Work task - Lines in the data below that contain the word "Request" are to be copied.

Task inputs -

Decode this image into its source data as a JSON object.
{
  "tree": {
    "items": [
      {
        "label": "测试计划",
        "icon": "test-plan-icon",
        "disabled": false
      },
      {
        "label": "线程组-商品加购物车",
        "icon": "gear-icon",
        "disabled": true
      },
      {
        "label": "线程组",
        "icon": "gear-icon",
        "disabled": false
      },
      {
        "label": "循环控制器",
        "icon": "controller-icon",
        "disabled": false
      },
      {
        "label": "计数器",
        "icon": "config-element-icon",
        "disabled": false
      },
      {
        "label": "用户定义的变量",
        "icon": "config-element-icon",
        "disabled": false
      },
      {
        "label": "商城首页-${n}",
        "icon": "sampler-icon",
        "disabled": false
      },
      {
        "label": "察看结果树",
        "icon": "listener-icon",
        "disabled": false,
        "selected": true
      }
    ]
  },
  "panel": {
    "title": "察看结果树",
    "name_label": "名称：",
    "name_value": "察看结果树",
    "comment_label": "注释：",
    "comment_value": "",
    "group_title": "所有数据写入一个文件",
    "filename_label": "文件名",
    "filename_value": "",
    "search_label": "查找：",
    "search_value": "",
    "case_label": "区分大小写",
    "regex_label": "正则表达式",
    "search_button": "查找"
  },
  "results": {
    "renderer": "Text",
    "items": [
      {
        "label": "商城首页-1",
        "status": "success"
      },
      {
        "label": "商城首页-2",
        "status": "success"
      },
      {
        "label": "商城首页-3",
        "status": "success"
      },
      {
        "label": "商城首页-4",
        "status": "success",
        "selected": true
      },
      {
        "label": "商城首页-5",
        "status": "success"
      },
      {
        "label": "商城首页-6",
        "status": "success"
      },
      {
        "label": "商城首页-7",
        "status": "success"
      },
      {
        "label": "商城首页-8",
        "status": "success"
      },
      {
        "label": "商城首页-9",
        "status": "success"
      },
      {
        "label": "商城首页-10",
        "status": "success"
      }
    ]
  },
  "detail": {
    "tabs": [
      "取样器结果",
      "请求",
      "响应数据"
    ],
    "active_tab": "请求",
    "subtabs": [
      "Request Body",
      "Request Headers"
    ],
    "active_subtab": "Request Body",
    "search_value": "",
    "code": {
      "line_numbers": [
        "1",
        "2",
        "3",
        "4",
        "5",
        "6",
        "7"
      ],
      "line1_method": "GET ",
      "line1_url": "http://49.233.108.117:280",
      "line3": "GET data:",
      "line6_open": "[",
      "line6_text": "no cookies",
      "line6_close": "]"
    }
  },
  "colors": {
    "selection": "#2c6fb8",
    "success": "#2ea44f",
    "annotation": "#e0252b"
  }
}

The answer -
      "Request Body",
      "Request Headers"
    "active_subtab": "Request Body",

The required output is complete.